McGill University
Monitoring of the Laser Re-Melting Process of Additive Manufactured Parts -

Presentation Level: Intermediate

Additively manufactured parts have many benefits. They can be produced individually with reduced time-to-market and with little or no material waste.  The dynamical properties of 3D printed components are, however, dominated by residual porosity and surface roughness. Traditional, mechanical post-processing can put mechanical stress on the part’s structures and result in erosion.  To avoid this, researchers at BIAS are exploring laser re-melting as a non-contact technique.

The researchers at BIAS believe that cw-laser can reduce the roughness of AM samples by up to 95% and to a Sa-value of 0.59 μm. This presentation will examine how to adjust the re-melting parameters to the multi-scale surface topography and achieve a smooth part. The session will assess how the re-melting process can be monitored using a high-speed camera which records the integration of single particles and clusters. The talk will also review how to improve the surface polishing methods and structures.

BIAS - Bremer Institut für angewandte Strahltechnik GmbH
The Future Start-Ups and Innovations in the AM Value Chain -

Presentation Level: Intermediate

In fast-growing industries like additive manufacturing, it is essential for corporations to develop large-scale applications and future innovations. Start-up companies are helping corporate businesses establish AM as industrial production technology. They also offer a range of new business models and methods across tooling, automation software, hardware, new materials, post-processing and more.  

This presentation will examine the start-up environment and trends in the AM value chain. It will assess high-potential start-up businesses, success stories and the methods to increase the innovative power. The session will also discuss how more established companies can learn from, and collaborate with, start-ups.

Manager of AM Activities
VCSEL-Based Preheating for LPBF -

Presentation Level: Advanced

Defect-free manufacturing of hard-to-weld materials and the reduction of process related distortions are the main challenges of Laser Powder Bed Fusion (LPBF). Research shows that the use of preheating systems can eliminate these problems. Using conventional base plate preheating methods, however, often leads to a temperature gradient across the parts and powders. The increasing build height, in return, results in a decreasing process layer temperature.

The research campus DPP- Nano, developed the approach of directly preheating the LPBF process layer, using a Vertical Cavity Surface Emitting Laser (VCSEL) module. The innovative diode laser component is capable of generating intensity distribution with an extended degree of freedom. First experimental investigations, with Inconel 718, show that the process layer can be heated up to 500°C, using the VCSEL system. Distortion measurement of test samples indicates its effectiveness.

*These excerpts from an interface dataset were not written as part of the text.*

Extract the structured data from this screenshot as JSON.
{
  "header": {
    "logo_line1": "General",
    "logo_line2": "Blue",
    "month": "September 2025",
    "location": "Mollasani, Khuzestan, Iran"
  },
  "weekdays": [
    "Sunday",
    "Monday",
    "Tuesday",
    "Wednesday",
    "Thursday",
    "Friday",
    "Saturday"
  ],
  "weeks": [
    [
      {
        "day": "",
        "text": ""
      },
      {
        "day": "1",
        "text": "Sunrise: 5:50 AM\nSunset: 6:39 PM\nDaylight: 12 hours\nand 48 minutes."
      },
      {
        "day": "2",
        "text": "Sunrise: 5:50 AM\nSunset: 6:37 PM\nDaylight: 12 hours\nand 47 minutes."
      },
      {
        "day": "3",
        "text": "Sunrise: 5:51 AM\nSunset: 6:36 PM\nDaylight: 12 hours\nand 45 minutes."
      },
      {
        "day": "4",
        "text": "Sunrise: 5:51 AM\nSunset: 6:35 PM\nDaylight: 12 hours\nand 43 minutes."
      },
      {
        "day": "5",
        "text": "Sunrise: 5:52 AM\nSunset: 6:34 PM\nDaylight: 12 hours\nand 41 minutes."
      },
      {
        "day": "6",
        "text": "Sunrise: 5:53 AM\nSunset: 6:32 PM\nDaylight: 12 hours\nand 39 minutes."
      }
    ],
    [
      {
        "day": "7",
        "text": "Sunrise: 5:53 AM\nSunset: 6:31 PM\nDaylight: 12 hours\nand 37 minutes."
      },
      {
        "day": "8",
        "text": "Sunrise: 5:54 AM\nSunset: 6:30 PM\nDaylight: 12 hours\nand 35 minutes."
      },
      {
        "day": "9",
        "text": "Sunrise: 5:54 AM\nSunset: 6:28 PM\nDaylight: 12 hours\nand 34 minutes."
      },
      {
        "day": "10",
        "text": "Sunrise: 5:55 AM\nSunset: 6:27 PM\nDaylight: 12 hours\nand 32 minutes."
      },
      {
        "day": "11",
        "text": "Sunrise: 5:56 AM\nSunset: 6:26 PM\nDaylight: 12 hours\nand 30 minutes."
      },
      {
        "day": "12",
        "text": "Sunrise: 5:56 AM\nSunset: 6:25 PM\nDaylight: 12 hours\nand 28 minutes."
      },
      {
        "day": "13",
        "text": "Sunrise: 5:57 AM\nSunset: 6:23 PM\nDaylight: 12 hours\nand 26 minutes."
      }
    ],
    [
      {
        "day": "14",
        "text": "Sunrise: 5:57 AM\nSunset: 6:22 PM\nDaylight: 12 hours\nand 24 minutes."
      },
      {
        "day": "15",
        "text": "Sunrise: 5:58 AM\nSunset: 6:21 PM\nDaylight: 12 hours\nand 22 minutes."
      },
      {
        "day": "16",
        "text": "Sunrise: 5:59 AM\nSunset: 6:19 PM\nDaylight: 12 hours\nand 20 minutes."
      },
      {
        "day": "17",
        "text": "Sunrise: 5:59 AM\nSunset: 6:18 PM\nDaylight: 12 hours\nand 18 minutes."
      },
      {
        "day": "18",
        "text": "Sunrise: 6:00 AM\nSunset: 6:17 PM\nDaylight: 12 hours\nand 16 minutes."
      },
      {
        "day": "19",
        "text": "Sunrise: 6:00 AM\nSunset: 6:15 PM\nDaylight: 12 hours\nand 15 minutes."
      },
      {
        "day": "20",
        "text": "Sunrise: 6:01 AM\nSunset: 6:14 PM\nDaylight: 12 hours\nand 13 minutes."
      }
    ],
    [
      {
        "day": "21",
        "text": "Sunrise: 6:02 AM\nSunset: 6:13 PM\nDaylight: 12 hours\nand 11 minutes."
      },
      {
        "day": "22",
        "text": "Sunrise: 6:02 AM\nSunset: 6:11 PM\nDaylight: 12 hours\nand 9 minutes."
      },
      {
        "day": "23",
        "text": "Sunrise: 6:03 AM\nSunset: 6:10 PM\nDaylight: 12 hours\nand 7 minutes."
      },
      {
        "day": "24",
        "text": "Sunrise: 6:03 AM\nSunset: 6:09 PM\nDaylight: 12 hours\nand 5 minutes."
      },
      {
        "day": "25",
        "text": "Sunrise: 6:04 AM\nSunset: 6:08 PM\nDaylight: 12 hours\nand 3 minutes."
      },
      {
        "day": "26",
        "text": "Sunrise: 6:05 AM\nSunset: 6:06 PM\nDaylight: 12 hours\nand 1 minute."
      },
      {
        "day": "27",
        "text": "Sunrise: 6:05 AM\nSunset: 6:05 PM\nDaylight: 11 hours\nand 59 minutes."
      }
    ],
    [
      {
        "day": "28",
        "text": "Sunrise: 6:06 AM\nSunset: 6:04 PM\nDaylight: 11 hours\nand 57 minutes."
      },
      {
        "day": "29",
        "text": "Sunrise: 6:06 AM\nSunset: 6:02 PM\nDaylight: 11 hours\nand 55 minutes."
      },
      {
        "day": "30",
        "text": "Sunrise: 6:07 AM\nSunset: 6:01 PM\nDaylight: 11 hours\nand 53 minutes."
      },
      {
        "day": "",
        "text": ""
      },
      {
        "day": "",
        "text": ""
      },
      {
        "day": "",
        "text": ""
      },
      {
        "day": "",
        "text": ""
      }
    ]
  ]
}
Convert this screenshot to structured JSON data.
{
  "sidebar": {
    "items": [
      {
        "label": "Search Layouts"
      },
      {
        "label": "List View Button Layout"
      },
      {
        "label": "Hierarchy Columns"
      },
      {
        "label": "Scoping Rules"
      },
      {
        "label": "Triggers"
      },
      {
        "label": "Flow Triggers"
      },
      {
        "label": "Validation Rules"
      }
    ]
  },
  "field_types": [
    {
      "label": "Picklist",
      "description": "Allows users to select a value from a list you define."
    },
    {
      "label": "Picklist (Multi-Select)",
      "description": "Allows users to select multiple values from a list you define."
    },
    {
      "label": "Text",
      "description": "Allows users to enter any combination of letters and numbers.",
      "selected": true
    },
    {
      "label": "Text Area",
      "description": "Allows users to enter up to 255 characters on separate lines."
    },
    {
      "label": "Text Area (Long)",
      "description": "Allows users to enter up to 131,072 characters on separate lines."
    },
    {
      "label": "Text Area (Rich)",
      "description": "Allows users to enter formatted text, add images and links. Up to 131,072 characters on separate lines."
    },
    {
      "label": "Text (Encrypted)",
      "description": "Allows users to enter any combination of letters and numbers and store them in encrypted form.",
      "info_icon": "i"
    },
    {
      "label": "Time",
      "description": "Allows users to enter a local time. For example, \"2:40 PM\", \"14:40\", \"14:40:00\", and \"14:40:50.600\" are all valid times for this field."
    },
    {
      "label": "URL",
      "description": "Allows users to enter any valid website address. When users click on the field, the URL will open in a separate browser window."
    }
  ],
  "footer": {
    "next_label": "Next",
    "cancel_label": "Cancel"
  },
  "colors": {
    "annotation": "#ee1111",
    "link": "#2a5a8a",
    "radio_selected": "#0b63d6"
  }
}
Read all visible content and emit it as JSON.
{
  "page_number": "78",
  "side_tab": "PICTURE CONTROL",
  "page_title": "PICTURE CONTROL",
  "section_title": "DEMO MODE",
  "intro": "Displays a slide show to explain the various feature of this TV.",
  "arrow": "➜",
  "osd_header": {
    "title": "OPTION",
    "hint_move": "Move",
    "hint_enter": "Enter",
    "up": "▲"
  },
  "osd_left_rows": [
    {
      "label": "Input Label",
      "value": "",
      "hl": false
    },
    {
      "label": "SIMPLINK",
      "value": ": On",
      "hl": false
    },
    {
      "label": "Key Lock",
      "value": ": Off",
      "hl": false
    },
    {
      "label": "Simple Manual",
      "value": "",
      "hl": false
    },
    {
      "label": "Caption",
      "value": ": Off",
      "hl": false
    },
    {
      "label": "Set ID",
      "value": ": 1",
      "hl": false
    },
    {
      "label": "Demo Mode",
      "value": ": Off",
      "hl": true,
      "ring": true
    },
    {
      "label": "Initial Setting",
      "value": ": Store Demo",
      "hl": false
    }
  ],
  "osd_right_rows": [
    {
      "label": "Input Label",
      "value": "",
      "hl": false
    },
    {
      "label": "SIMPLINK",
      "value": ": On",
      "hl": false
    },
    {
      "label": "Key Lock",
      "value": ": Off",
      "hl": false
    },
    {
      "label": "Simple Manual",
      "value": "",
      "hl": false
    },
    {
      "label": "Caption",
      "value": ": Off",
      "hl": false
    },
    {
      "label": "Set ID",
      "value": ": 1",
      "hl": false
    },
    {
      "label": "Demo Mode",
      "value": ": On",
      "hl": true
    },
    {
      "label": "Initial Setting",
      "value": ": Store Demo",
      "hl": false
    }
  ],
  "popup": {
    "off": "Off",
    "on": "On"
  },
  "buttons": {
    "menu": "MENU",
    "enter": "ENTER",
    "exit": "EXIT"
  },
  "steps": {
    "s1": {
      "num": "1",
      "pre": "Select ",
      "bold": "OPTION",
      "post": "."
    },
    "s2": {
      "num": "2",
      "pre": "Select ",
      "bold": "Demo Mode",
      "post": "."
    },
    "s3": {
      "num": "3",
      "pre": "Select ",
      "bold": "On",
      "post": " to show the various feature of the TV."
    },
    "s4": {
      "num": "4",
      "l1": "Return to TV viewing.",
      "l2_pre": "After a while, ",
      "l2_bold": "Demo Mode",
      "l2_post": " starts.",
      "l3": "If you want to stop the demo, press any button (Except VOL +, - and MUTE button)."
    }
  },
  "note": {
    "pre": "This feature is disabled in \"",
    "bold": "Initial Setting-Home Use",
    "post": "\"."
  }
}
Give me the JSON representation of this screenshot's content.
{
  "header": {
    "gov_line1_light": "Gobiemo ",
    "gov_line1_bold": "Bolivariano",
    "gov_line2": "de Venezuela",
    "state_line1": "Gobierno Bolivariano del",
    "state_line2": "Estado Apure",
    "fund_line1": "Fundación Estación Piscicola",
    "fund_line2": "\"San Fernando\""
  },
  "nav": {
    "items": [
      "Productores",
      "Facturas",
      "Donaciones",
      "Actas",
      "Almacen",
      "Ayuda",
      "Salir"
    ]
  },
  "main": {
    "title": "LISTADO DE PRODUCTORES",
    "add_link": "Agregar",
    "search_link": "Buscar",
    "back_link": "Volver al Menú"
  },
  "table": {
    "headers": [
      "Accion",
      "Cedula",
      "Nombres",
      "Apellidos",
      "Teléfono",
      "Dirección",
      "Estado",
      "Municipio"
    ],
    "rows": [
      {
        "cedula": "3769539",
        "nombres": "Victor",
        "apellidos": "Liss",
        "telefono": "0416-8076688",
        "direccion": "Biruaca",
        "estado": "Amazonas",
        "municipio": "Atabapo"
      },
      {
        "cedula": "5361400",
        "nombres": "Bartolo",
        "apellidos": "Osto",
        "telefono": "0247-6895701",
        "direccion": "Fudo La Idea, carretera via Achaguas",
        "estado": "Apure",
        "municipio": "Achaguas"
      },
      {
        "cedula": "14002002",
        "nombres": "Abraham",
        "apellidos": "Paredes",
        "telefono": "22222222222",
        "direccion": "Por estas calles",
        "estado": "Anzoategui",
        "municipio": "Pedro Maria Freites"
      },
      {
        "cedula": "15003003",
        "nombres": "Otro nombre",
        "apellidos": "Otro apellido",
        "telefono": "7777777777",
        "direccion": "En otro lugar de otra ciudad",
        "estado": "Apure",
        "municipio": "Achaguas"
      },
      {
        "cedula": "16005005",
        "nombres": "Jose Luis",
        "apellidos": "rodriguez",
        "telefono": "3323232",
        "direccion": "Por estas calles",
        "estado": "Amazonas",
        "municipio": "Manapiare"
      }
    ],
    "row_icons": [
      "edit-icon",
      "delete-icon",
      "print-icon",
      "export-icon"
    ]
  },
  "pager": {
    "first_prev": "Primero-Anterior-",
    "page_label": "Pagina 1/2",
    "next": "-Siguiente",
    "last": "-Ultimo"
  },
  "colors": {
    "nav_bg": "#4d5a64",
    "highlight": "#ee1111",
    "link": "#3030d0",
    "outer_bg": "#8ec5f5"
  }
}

This presentation will outline the next steps in the project like the qualification of VCSEL preheating system for hard-to-weld materials and its effects on greater build heights.

Automatic Cooling Channel Design for Injection Moulds -

Presentation Level: Advanced

The thermal design of injection moulds is an intricate process, often completed manually by its maker. Manufacturing of highly precise parts is becoming popular, and cooling channels for injection moulding are in demand right now. Institute of Plastics Processing (IKV) has developed a simulative approach for an automatic cooling channel layout. This presentation will discuss how a thermal optimization of the mould, based on quality function, and with the aim of zero warpage, was performed. Tobias Schneppe will explain how this process allowed the researchers to determine the optimal distribution temperature in the mould. The session will also evaluate how the local cooling demand of the parts, and the cooling intensity of the cooling channel design, was brought into equilibrium. The talk will also illustrate why AM technologies should be involved in the development of the thermally optimized cooling channel design.

Scientific Researcher
Institute of Plastics Processing (IKV) at RWTH Aachen University